Gov. Harry Hughes will ask the General Assembly this week to increase the gasoline tax for trucks by 2 cents a gallon and to raise truck registration fees by 5 percent.
The proposals were sideswiped immediately by the truck industry. "We are unalterably opposed to any additional tax levied on the trucking industry," said Walter C. Thompson, executive director of the Maryland Motor Truck Association.
In addition, several key legislators balked at the proposed increase in registration fees, saying that trucks registered in other states would pay less, while causing just as much damage to Maryland roads.
Wayne A. McDaniel, Hughes' executive assistant in charge of transportation issues, said today that the truck tax and higher registration fees would raise $14.5 million in new revenues for the ailing transportation trust fund, which is used to repair the state's roads and bridges.
The tax and fee plan for trucks is part of Hughes' transportation package that includes a 4 percent across-the-board increase in the price of a gallon of gasoline at the pump.

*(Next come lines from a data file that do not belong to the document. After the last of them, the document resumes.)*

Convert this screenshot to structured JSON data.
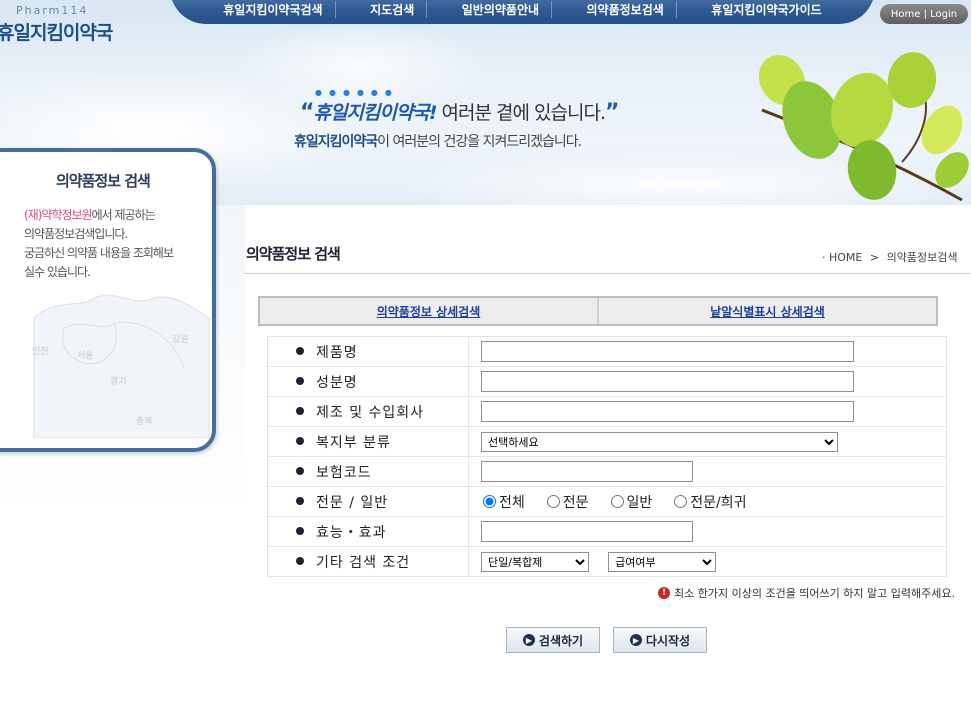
{
  "logo": {
    "sub": "Pharm114",
    "main": "휴일지킴이약국"
  },
  "topnav": {
    "items": [
      {
        "label": "휴일지킴이약국검색"
      },
      {
        "label": "지도검색"
      },
      {
        "label": "일반의약품안내"
      },
      {
        "label": "의약품정보검색"
      },
      {
        "label": "휴일지킴이약국가이드"
      }
    ]
  },
  "login": {
    "label": "Home | Login"
  },
  "banner": {
    "slogan_open": "“",
    "slogan_brand": "휴일지킴이약국",
    "slogan_mark": "!",
    "slogan_text": " 여러분 곁에 있습니다.",
    "slogan_close": "”",
    "slogan2_brand": "휴일지킴이약국",
    "slogan2_text": "이 여러분의 건강을 지켜드리겠습니다."
  },
  "sidebar": {
    "title": "의약품정보 검색",
    "desc_pink": "(재)약학정보원",
    "desc_line1": "에서 제공하는",
    "desc_line2": "의약품정보검색입니다.",
    "desc_line3": "궁금하신 의약품 내용을 조회해보",
    "desc_line4": "실수 있습니다.",
    "map_labels": [
      "인천",
      "서울",
      "경기",
      "강원",
      "충북"
    ]
  },
  "page": {
    "title": "의약품정보 검색",
    "breadcrumb_home": "HOME",
    "breadcrumb_sep": ">",
    "breadcrumb_current": "의약품정보검색"
  },
  "tabs": [
    {
      "label": "의약품정보 상세검색"
    },
    {
      "label": "낱알식별표시 상세검색"
    }
  ],
  "form": {
    "product_name_label": "제품명",
    "ingredient_label": "성분명",
    "manufacturer_label": "제조 및 수입회사",
    "classification_label": "복지부 분류",
    "classification_value": "선택하세요",
    "insurance_code_label": "보험코드",
    "type_label": "전문 / 일반",
    "type_options": [
      "전체",
      "전문",
      "일반",
      "전문/희귀"
    ],
    "type_selected": "전체",
    "efficacy_label": "효능・효과",
    "other_label": "기타 검색 조건",
    "single_combo_value": "단일/복합제",
    "coverage_value": "급여여부"
  },
  "notice": {
    "text": "최소 한가지 이상의 조건을 띄어쓰기 하지 말고 입력해주세요."
  },
  "buttons": {
    "search": "검색하기",
    "reset": "다시작성"
  }
}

Trucks weighing more than 10,000 pounds would have to pay the 2-cents-a-gallon truck gasoline tax in addition to the 4 percent fuel tax increase.
"Our current project schedule is based on getting both taxes through this year," McDaniel said. "There's truth to the rumor that our roads and bridges need repair."
Hughes had announced plans late last year to increase the truck tax, pending the results of a study in which the tax rates were based on the amount of road damage caused.
That University of Maryland study first concluded that trucks already pay more than their fair share. It was a politically embarrassing conclusion for the governor and served as fuel for opponents of truck taxes. But the researchers, on orders from Hughes, reworked their calculations and came back with another conclusion: that trucks here were undertaxed by as much as $30 million.
Thompson, of the truck lobby, charged: "That was nothing more than a game of checkers, moving the numbers around."
Thompson said the increased registration fee "is going to drive business right out of this state."
But Sen. Laurence Levitan (D-Montgomery), chairman of the Senate budget and tax committee, which will consider the tax, said that Maryland's truck registration is one of the lowest of area states.